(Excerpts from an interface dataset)
-- Opening Marker --

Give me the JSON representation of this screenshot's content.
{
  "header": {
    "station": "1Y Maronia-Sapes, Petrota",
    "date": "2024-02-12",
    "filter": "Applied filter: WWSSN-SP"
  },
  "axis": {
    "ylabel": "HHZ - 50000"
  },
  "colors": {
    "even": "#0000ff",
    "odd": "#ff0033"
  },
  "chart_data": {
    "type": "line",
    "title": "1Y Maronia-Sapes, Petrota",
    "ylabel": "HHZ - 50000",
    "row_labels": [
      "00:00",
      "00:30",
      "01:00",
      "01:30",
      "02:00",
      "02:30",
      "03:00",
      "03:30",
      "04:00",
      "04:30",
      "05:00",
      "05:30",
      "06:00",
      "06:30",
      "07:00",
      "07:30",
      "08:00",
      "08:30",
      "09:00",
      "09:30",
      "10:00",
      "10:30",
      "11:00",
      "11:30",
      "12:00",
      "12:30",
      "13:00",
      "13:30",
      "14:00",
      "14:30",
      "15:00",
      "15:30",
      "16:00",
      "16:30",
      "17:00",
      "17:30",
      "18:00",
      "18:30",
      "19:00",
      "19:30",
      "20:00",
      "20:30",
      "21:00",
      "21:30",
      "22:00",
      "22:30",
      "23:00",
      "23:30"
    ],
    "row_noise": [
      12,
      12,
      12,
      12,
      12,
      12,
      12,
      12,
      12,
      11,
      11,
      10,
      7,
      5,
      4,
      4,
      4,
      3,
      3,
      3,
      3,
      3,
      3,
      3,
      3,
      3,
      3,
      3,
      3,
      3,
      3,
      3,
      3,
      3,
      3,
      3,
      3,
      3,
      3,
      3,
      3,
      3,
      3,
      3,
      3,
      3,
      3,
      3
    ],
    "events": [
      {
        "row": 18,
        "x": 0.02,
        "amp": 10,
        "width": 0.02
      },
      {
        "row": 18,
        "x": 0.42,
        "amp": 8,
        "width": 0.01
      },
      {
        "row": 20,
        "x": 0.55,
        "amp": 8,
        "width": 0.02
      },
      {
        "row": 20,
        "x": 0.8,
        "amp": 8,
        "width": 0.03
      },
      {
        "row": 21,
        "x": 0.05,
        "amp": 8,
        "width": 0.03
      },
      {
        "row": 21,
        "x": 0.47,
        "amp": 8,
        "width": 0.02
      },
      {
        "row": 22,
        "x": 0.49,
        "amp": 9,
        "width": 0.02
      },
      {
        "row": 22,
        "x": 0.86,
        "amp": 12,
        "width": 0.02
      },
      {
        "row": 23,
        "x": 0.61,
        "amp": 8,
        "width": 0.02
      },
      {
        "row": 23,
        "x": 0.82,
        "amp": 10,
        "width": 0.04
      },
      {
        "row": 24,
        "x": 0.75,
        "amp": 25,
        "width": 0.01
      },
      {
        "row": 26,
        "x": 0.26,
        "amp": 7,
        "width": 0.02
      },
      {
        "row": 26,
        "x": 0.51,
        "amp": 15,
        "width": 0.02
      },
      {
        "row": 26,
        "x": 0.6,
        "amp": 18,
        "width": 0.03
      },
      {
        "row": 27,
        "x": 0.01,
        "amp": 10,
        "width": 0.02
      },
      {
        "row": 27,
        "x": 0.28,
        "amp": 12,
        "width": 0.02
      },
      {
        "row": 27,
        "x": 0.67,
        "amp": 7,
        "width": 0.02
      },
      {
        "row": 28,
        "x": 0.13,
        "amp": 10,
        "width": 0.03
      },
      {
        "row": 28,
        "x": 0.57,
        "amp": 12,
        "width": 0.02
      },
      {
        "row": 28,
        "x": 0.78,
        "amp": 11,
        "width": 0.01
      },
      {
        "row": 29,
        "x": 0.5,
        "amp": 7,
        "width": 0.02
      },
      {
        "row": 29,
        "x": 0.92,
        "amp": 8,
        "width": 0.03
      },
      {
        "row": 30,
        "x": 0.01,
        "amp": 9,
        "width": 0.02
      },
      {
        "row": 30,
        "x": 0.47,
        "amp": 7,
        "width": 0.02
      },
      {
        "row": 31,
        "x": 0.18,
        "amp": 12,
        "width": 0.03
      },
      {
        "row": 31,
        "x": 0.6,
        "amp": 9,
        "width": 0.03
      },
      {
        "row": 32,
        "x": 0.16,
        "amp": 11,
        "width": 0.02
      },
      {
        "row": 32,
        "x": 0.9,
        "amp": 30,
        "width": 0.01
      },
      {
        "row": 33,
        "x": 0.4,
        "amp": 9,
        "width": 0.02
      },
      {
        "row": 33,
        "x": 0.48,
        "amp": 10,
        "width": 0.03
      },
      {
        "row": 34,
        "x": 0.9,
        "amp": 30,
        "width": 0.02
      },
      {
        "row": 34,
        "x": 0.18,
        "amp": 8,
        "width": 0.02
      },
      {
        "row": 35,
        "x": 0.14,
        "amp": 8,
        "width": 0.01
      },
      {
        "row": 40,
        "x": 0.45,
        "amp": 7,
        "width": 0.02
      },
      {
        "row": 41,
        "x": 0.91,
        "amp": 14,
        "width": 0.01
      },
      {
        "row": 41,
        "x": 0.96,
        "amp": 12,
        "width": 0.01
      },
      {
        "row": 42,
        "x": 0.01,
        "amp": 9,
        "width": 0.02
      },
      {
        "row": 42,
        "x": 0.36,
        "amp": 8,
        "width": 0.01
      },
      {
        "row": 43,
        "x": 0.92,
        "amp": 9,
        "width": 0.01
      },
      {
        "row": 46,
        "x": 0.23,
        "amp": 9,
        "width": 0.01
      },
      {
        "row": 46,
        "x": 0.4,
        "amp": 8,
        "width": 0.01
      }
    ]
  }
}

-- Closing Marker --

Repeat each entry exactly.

* [ANSWER TO THIS TASK]:
Give me the JSON representation of this screenshot's content.
{
  "header": {
    "station": "1Y Maronia-Sapes, Petrota",
    "date": "2024-02-12",
    "filter": "Applied filter: WWSSN-SP"
  },
  "axis": {
    "ylabel": "HHZ - 50000"
  },
  "colors": {
    "even": "#0000ff",
    "odd": "#ff0033"
  },
  "chart_data": {
    "type": "line",
    "title": "1Y Maronia-Sapes, Petrota",
    "ylabel": "HHZ - 50000",
    "row_labels": [
      "00:00",
      "00:30",
      "01:00",
      "01:30",
      "02:00",
      "02:30",
      "03:00",
      "03:30",
      "04:00",
      "04:30",
      "05:00",
      "05:30",
      "06:00",
      "06:30",
      "07:00",
      "07:30",
      "08:00",
      "08:30",
      "09:00",
      "09:30",
      "10:00",
      "10:30",
      "11:00",
      "11:30",
      "12:00",
      "12:30",
      "13:00",
      "13:30",
      "14:00",
      "14:30",
      "15:00",
      "15:30",
      "16:00",
      "16:30",
      "17:00",
      "17:30",
      "18:00",
      "18:30",
      "19:00",
      "19:30",
      "20:00",
      "20:30",
      "21:00",
      "21:30",
      "22:00",
      "22:30",
      "23:00",
      "23:30"
    ],
    "row_noise": [
      12,
      12,
      12,
      12,
      12,
      12,
      12,
      12,
      12,
      11,
      11,
      10,
      7,
      5,
      4,
      4,
      4,
      3,
      3,
      3,
      3,
      3,
      3,
      3,
      3,
      3,
      3,
      3,
      3,
      3,
      3,
      3,
      3,
      3,
      3,
      3,
      3,
      3,
      3,
      3,
      3,
      3,
      3,
      3,
      3,
      3,
      3,
      3
    ],
    "events": [
      {
        "row": 18,
        "x": 0.02,
        "amp": 10,
        "width": 0.02
      },
      {
        "row": 18,
        "x": 0.42,
        "amp": 8,
        "width": 0.01
      },
      {
        "row": 20,
        "x": 0.55,
        "amp": 8,
        "width": 0.02
      },
      {
        "row": 20,
        "x": 0.8,
        "amp": 8,
        "width": 0.03
      },
      {
        "row": 21,
        "x": 0.05,
        "amp": 8,
        "width": 0.03
      },
      {
        "row": 21,
        "x": 0.47,
        "amp": 8,
        "width": 0.02
      },
      {
        "row": 22,
        "x": 0.49,
        "amp": 9,
        "width": 0.02
      },
      {
        "row": 22,
        "x": 0.86,
        "amp": 12,
        "width": 0.02
      },
      {
        "row": 23,
        "x": 0.61,
        "amp": 8,
        "width": 0.02
      },
      {
        "row": 23,
        "x": 0.82,
        "amp": 10,
        "width": 0.04
      },
      {
        "row": 24,
        "x": 0.75,
        "amp": 25,
        "width": 0.01
      },
      {
        "row": 26,
        "x": 0.26,
        "amp": 7,
        "width": 0.02
      },
      {
        "row": 26,
        "x": 0.51,
        "amp": 15,
        "width": 0.02
      },
      {
        "row": 26,
        "x": 0.6,
        "amp": 18,
        "width": 0.03
      },
      {
        "row": 27,
        "x": 0.01,
        "amp": 10,
        "width": 0.02
      },
      {
        "row": 27,
        "x": 0.28,
        "amp": 12,
        "width": 0.02
      },
      {
        "row": 27,
        "x": 0.67,
        "amp": 7,
        "width": 0.02
      },
      {
        "row": 28,
        "x": 0.13,
        "amp": 10,
        "width": 0.03
      },
      {
        "row": 28,
        "x": 0.57,
        "amp": 12,
        "width": 0.02
      },
      {
        "row": 28,
        "x": 0.78,
        "amp": 11,
        "width": 0.01
      },
      {
        "row": 29,
        "x": 0.5,
        "amp": 7,
        "width": 0.02
      },
      {
        "row": 29,
        "x": 0.92,
        "amp": 8,
        "width": 0.03
      },
      {
        "row": 30,
        "x": 0.01,
        "amp": 9,
        "width": 0.02
      },
      {
        "row": 30,
        "x": 0.47,
        "amp": 7,
        "width": 0.02
      },
      {
        "row": 31,
        "x": 0.18,
        "amp": 12,
        "width": 0.03
      },
      {
        "row": 31,
        "x": 0.6,
        "amp": 9,
        "width": 0.03
      },
      {
        "row": 32,
        "x": 0.16,
        "amp": 11,
        "width": 0.02
      },
      {
        "row": 32,
        "x": 0.9,
        "amp": 30,
        "width": 0.01
      },
      {
        "row": 33,
        "x": 0.4,
        "amp": 9,
        "width": 0.02
      },
      {
        "row": 33,
        "x": 0.48,
        "amp": 10,
        "width": 0.03
      },
      {
        "row": 34,
        "x": 0.9,
        "amp": 30,
        "width": 0.02
      },
      {
        "row": 34,
        "x": 0.18,
        "amp": 8,
        "width": 0.02
      },
      {
        "row": 35,
        "x": 0.14,
        "amp": 8,
        "width": 0.01
      },
      {
        "row": 40,
        "x": 0.45,
        "amp": 7,
        "width": 0.02
      },
      {
        "row": 41,
        "x": 0.91,
        "amp": 14,
        "width": 0.01
      },
      {
        "row": 41,
        "x": 0.96,
        "amp": 12,
        "width": 0.01
      },
      {
        "row": 42,
        "x": 0.01,
        "amp": 9,
        "width": 0.02
      },
      {
        "row": 42,
        "x": 0.36,
        "amp": 8,
        "width": 0.01
      },
      {
        "row": 43,
        "x": 0.92,
        "amp": 9,
        "width": 0.01
      },
      {
        "row": 46,
        "x": 0.23,
        "amp": 9,
        "width": 0.01
      },
      {
        "row": 46,
        "x": 0.4,
        "amp": 8,
        "width": 0.01
      }
    ]
  }
}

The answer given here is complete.